"Se te va llevar el viento," says my Aunt, Letty, today.
The wind will take you.
Her way of telling me I'm too skinny.
I shake my nalgas at her.
"I still have plenty of weight to hold me down."
She disagrees. I remind her of my other lady lumps that weigh me down. She nods her approval. We compare our Latina curves. She always wins. She is the same kind of crazy as me. Remember Chee-chees and Pinatas?
I found myself at my Abuelita's bedside today. Along with my tia Letty and my mother.
My grandmother has been under hospice care for a few months. "They" say it will be any day now.
So we wait.
We, her children and grandchildren and great-grandchildren, wait. By her bedside. In our hearts. Prayer by prayer.
Her feet are in two places at once. One foot There. The other Here.
She is lucid.
Then she shouts my grandfather's name, "Manuel! Manuel!" It reminds me of how she used to shout at him when I was a child.

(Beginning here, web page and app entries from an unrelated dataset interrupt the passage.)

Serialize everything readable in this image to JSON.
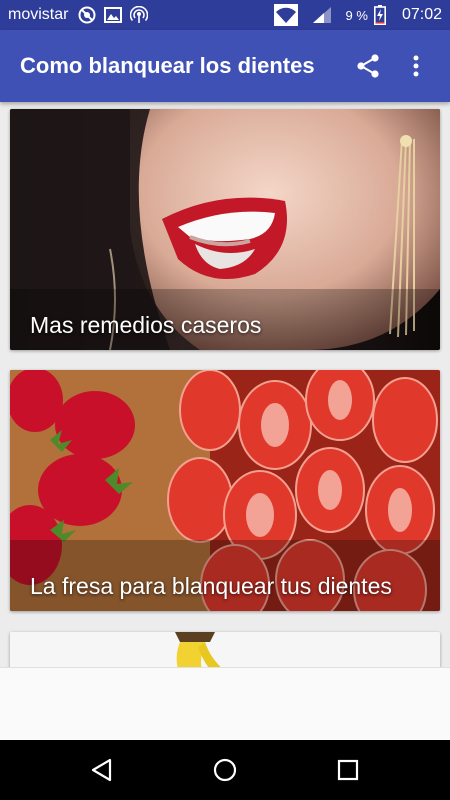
{
  "status_bar": {
    "carrier": "movistar",
    "battery_percent": "9 %",
    "time": "07:02",
    "icons": [
      "blocked-icon",
      "image-icon",
      "hotspot-icon",
      "wifi-icon",
      "signal-icon",
      "battery-charging-icon"
    ]
  },
  "app_bar": {
    "title": "Como blanquear los dientes",
    "actions": [
      "share-icon",
      "more-vert-icon"
    ]
  },
  "cards": [
    {
      "label": "Mas remedios caseros"
    },
    {
      "label": "La fresa para blanquear tus dientes"
    },
    {
      "label": ""
    }
  ],
  "nav_bar": {
    "buttons": [
      "back-icon",
      "home-icon",
      "recents-icon"
    ]
  },
  "colors": {
    "status_bar": "#2f3d9a",
    "app_bar": "#3f51b5",
    "background": "#ececec"
  }
}
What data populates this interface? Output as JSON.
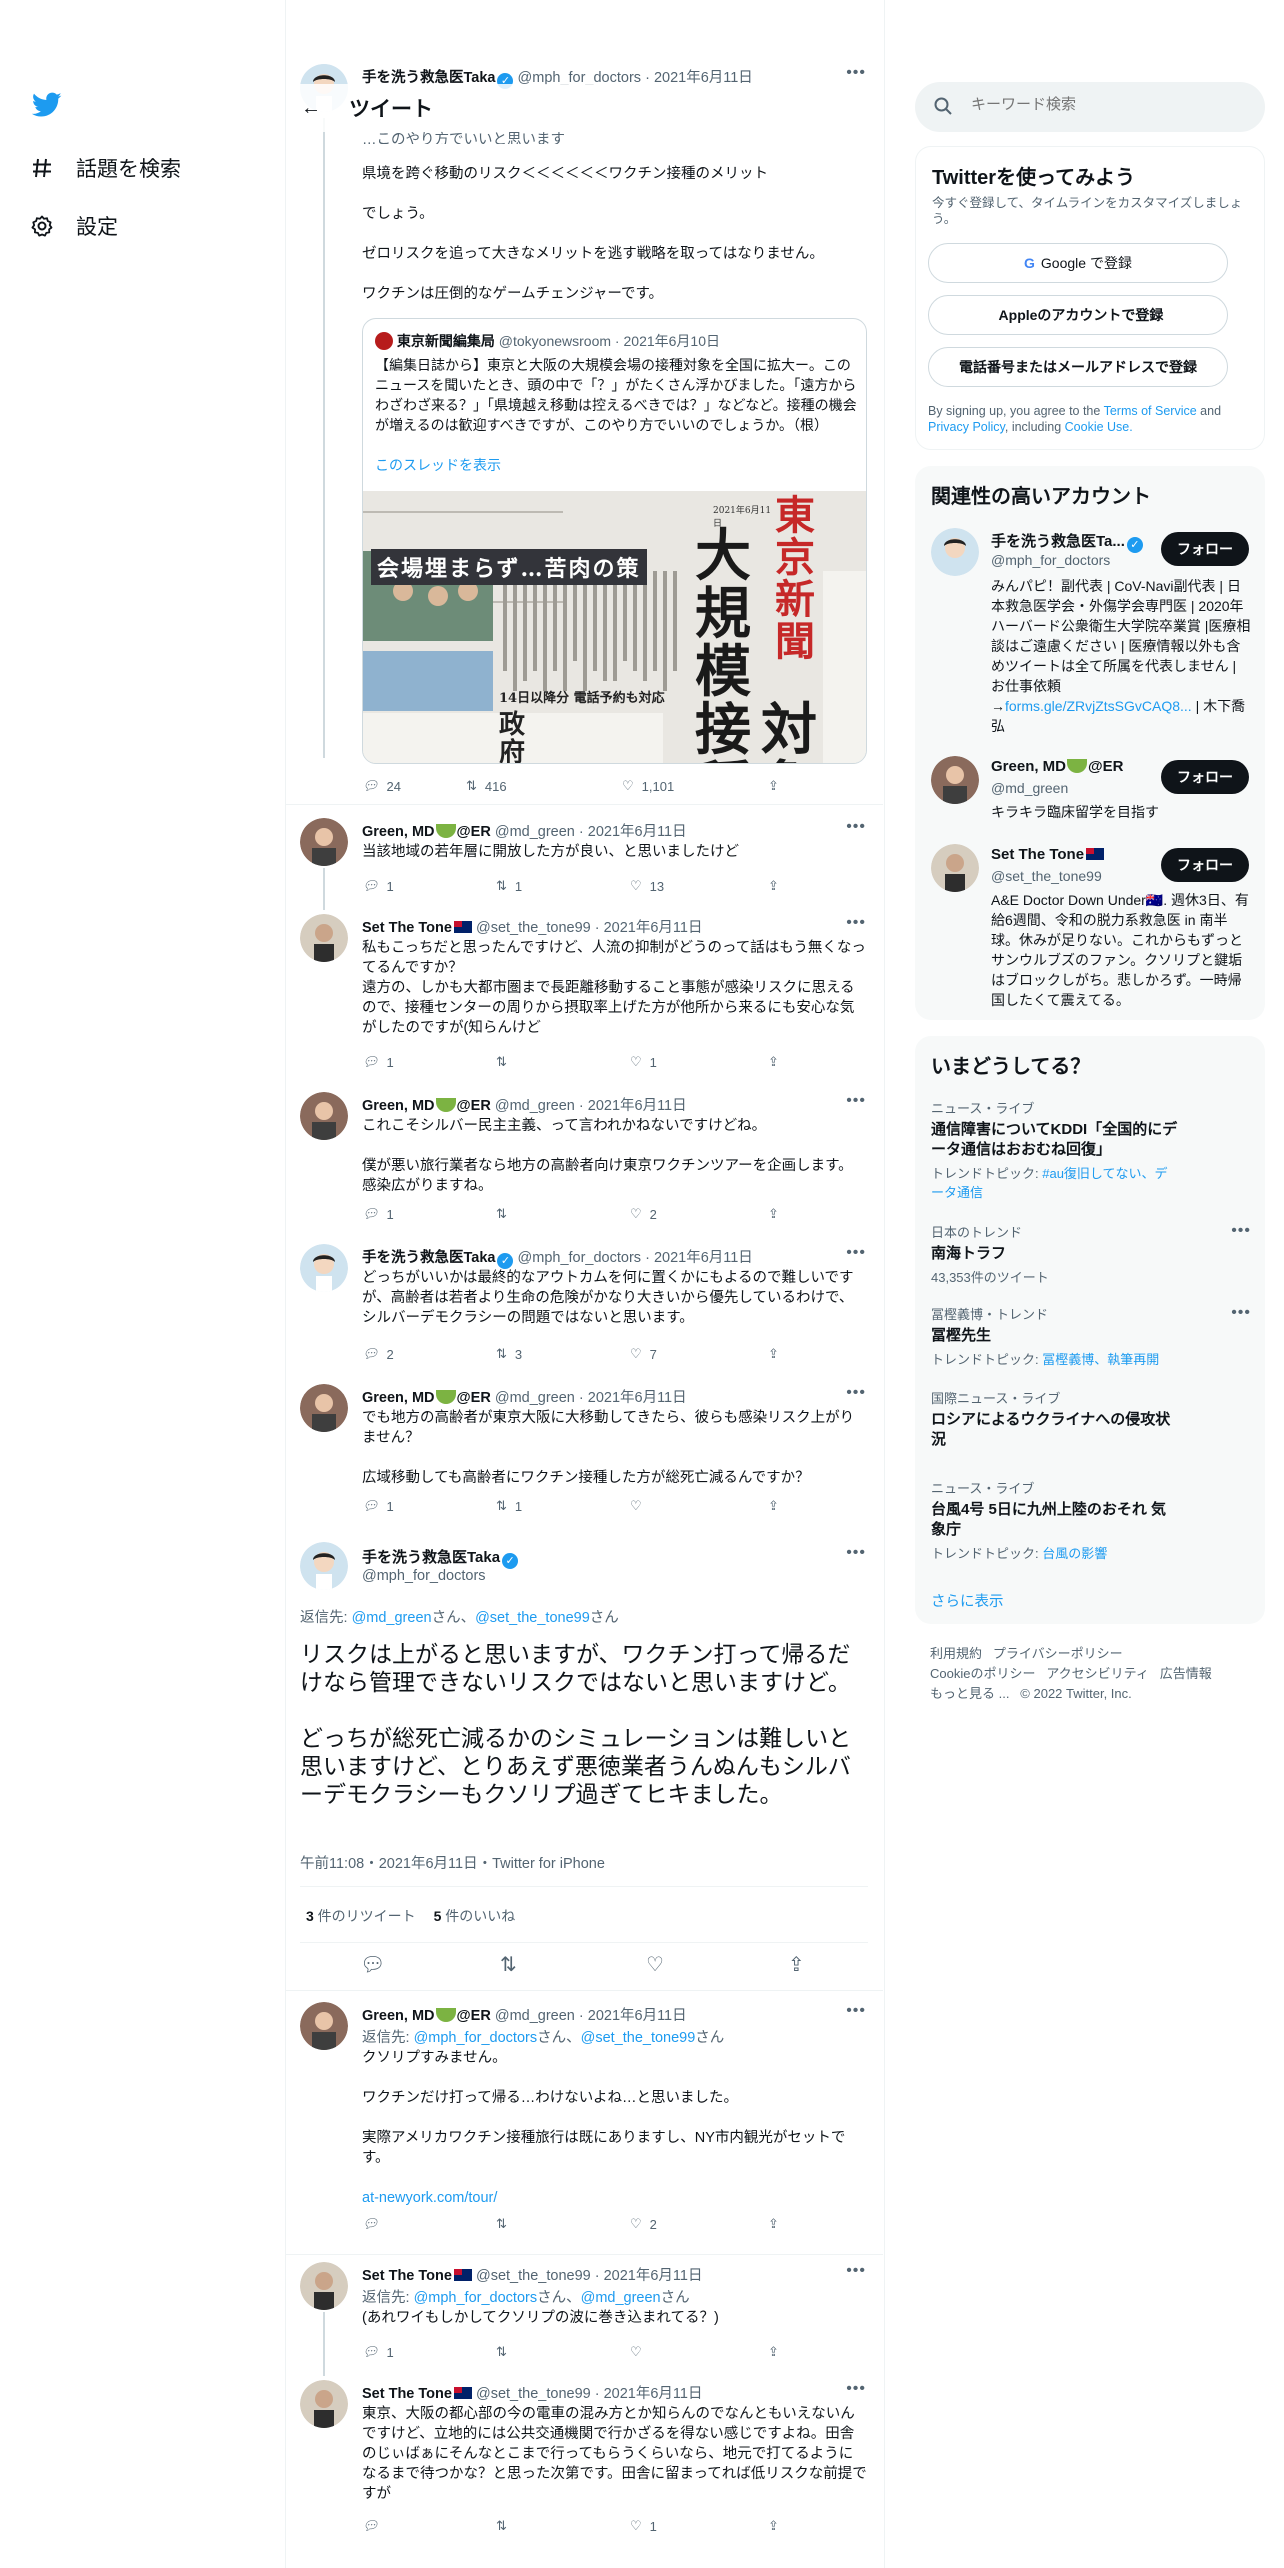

Stop rough housing with the children, Manuel! she would scold as he chased and tickled us.
My grandfather passed away when I was 12. Cancer.
She says she forgot he was gone. That's why she called out for him. She forgot. She says he is now with her always.
There is a great noise in the quiet room. An oxygen machine. Our voices. The ticking of a clock.
And there is viento. Wind. Wind is time. It will take you. From Here to There.
Wind blows upon our baby faces. Yours and mine. Lending our first breath. Wind whispers Love and Future in our ears. Takes us to the next stage of life whether we desire to be weathered or not. Wind takes us.
Wind pushes us always. Sometimes gently. A warm embrace. A kiss. Other times he is cold. Harsh. Cruel. Blinding. Choking.
El Viento brought my grandmother to this bed.
She softly murmers her dismay as we speak English.
"Canta algo bonito en Espanol para tu Abuelita," my mother says.
Sing something beautiful in Spanish for your grandmother. So I do.
I sing an old song about a bird in a gilded cage. I sing of Love. Of mountains and valleys crying out for the loss of Love.
The emotion in my voice is palpable. My heart aches.
My grandmother struggles for breath but listens.
My aunt and my mother join me in song. We sing together for an hour. My grandmother asks us to stop. We are too loud.
Letty makes a naughty joke, as she is wont to do when there is nothing left to say. I reply in kind with something equally filthy, as I am wont to do when everything important has already been said. She tops my filth. I top hers. And we laugh.
Three generations of female Mexican passion and spit fire are bottle up in this quiet, noisy room. The wind and time have brought us to this walk of life.
I kiss my grandmother goodbye. She doesn't open her eyes but says,
"Que Dios te bendiga, Paloma." May God bless you. She calls me her Dove.
"A usted tambien, Abuelita," I say. May God bless You, Abuelita.
I never know if this will be the last time.
I turn and kiss Letty. She makes another naughty joke about our bodies. I laugh and wonder at the irony of these fallible, deteriorating earthly bodies.
Then she looks at me disapprovingly and says,
"Se te va llevar el viento."
The wind will take you.
Eventually, the wind will take us all.